In an article on CNN tech, an investigator for the child sex investigations unit in Colorado, Mike Harris, spoke about these apps and the benefit it has. Harris loaded these applications onto his phone and posed as child where-from he has made 44 arrests with the help of this phone monitoring software. “It makes life easy for me as an investigator. It saves me hours of time, which obviously means I have more time to go out and catch offenders,” he said.

The software also documents text messages and other data that can be used in court, he said. “Now all I have to do is go into the account and pull everything out that was done between that sex offender and me.”

On the flipside
This seems all fine and dandy when you are loading this software onto a child’s phone that is still too young to make proper character judgements or a rebellious teenager’s phone. The implications arise when parents start using these applications on their knowledgeable teenagers’ smartphones, as these apps can monitor almost all actions on the phone and block phone usage at certain times.

The ideal would be that parents should trust their teenagers and know that they brought them up with enough understanding to be careful, but where does one draw the line between wanting to protect your child and invading his or her privacy?

The main point is though that children are being exposed to an array of unhealthy online, smartphone related environments, and perhaps instead of spying on your child you should teach them and make them more aware; a type of cell phone etiquette. Top Ten Reviews listed the five main rules every child and teenager should be given before handing them a cellphone:

  • No texting while driving
  • No bullying
  • No sexting
  • Only communicate with people you know
  • Don’t use the phone in inappropriate settings

In the end the choice will be with the parents to educate their children, but just in case the tech world has the parents’ back.

  • http://profile.yahoo.com/AOP6DMEASNXGIJGV44HWLAJI2M Ryan

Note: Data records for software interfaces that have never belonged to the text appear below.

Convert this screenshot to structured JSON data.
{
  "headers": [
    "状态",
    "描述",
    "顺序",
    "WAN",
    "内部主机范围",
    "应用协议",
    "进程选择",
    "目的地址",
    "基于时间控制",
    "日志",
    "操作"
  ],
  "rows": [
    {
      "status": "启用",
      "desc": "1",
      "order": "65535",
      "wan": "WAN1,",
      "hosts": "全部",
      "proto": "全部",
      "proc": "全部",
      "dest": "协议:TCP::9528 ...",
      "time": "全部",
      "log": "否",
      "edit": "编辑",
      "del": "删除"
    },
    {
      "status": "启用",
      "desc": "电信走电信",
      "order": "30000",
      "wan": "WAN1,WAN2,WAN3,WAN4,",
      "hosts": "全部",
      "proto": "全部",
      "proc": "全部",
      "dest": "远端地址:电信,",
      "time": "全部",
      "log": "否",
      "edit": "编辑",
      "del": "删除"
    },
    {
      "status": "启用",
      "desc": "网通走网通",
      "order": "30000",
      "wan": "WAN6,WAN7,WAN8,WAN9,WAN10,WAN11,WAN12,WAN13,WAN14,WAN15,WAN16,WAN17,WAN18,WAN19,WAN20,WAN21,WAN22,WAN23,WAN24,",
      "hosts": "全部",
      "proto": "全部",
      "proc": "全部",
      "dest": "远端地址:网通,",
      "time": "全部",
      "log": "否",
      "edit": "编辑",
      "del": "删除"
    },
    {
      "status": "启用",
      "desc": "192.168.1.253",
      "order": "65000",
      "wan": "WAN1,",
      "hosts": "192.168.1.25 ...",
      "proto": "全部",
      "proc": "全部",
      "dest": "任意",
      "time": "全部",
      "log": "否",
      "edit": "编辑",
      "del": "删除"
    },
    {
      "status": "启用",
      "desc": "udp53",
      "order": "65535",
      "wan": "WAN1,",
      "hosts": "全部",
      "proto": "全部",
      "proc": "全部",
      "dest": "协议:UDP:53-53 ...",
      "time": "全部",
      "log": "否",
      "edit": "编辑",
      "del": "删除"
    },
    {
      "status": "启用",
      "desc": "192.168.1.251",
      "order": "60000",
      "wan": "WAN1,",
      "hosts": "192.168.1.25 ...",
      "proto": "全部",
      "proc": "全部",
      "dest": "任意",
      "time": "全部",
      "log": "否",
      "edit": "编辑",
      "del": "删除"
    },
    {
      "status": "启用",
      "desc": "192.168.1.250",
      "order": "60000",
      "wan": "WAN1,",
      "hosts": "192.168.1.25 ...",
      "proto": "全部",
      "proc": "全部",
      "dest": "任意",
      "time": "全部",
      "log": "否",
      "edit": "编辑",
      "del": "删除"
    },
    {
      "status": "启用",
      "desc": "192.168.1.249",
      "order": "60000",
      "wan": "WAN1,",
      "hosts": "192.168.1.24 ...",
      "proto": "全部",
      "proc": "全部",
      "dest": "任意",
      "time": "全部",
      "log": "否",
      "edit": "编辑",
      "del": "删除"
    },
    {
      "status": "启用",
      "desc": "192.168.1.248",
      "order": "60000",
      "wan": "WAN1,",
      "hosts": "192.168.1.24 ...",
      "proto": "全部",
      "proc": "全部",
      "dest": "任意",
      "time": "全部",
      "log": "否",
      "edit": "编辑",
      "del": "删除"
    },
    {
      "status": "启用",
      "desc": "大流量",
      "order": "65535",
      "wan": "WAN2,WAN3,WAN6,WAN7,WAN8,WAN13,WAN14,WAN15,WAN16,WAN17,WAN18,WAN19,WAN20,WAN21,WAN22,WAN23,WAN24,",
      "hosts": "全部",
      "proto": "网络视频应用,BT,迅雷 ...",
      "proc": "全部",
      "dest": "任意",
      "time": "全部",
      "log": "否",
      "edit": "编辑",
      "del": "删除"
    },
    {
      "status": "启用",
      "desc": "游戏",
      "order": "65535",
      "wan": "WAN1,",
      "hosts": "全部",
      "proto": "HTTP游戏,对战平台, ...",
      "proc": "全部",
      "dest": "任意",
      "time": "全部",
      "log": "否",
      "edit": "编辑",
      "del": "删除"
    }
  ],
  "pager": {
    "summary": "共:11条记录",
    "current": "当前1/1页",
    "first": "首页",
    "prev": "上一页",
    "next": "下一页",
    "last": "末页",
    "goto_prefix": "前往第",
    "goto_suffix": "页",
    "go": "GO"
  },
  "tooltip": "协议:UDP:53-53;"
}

    Not to good looks like. Parents can look into Phone Sheriff for monitoring their kids smartphone. I really love the new version that just released. Parents need to do better. Kids do not raise themselves.